==== Information

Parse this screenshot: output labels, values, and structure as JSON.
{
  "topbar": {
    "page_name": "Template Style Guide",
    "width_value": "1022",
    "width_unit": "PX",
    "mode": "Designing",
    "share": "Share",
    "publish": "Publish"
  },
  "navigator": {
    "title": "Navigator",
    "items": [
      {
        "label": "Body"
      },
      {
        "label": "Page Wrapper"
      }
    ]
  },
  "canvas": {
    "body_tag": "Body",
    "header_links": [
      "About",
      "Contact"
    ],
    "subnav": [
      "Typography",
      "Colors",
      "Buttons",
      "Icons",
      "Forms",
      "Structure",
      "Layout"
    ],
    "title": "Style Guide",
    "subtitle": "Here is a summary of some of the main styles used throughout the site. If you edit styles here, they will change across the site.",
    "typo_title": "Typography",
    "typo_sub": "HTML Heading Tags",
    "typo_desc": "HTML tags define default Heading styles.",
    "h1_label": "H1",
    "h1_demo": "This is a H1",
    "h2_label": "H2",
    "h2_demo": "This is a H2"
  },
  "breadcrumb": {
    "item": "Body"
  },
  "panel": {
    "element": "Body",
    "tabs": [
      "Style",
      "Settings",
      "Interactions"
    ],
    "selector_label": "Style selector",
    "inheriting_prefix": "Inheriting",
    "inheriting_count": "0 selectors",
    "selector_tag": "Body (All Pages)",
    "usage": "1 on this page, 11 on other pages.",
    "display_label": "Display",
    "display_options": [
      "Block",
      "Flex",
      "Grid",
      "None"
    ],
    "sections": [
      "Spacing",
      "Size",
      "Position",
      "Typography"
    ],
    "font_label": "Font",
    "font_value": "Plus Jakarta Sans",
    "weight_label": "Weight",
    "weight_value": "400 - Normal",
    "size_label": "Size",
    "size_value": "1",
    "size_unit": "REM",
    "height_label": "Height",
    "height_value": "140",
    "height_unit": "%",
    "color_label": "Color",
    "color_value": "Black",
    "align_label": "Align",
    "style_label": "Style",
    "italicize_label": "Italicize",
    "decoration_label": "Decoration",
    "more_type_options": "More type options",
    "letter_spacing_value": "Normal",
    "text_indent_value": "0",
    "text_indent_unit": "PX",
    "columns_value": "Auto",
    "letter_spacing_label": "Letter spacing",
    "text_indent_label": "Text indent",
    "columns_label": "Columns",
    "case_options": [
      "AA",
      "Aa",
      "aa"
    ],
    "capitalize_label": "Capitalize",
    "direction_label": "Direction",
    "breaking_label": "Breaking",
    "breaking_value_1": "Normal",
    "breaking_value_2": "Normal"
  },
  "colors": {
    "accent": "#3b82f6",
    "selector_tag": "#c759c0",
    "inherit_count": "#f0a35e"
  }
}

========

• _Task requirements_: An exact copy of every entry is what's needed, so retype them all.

• _Reply_:
Parse this screenshot: output labels, values, and structure as JSON.
{
  "topbar": {
    "page_name": "Template Style Guide",
    "width_value": "1022",
    "width_unit": "PX",
    "mode": "Designing",
    "share": "Share",
    "publish": "Publish"
  },
  "navigator": {
    "title": "Navigator",
    "items": [
      {
        "label": "Body"
      },
      {
        "label": "Page Wrapper"
      }
    ]
  },
  "canvas": {
    "body_tag": "Body",
    "header_links": [
      "About",
      "Contact"
    ],
    "subnav": [
      "Typography",
      "Colors",
      "Buttons",
      "Icons",
      "Forms",
      "Structure",
      "Layout"
    ],
    "title": "Style Guide",
    "subtitle": "Here is a summary of some of the main styles used throughout the site. If you edit styles here, they will change across the site.",
    "typo_title": "Typography",
    "typo_sub": "HTML Heading Tags",
    "typo_desc": "HTML tags define default Heading styles.",
    "h1_label": "H1",
    "h1_demo": "This is a H1",
    "h2_label": "H2",
    "h2_demo": "This is a H2"
  },
  "breadcrumb": {
    "item": "Body"
  },
  "panel": {
    "element": "Body",
    "tabs": [
      "Style",
      "Settings",
      "Interactions"
    ],
    "selector_label": "Style selector",
    "inheriting_prefix": "Inheriting",
    "inheriting_count": "0 selectors",
    "selector_tag": "Body (All Pages)",
    "usage": "1 on this page, 11 on other pages.",
    "display_label": "Display",
    "display_options": [
      "Block",
      "Flex",
      "Grid",
      "None"
    ],
    "sections": [
      "Spacing",
      "Size",
      "Position",
      "Typography"
    ],
    "font_label": "Font",
    "font_value": "Plus Jakarta Sans",
    "weight_label": "Weight",
    "weight_value": "400 - Normal",
    "size_label": "Size",
    "size_value": "1",
    "size_unit": "REM",
    "height_label": "Height",
    "height_value": "140",
    "height_unit": "%",
    "color_label": "Color",
    "color_value": "Black",
    "align_label": "Align",
    "style_label": "Style",
    "italicize_label": "Italicize",
    "decoration_label": "Decoration",
    "more_type_options": "More type options",
    "letter_spacing_value": "Normal",
    "text_indent_value": "0",
    "text_indent_unit": "PX",
    "columns_value": "Auto",
    "letter_spacing_label": "Letter spacing",
    "text_indent_label": "Text indent",
    "columns_label": "Columns",
    "case_options": [
      "AA",
      "Aa",
      "aa"
    ],
    "capitalize_label": "Capitalize",
    "direction_label": "Direction",
    "breaking_label": "Breaking",
    "breaking_value_1": "Normal",
    "breaking_value_2": "Normal"
  },
  "colors": {
    "accent": "#3b82f6",
    "selector_tag": "#c759c0",
    "inherit_count": "#f0a35e"
  }
}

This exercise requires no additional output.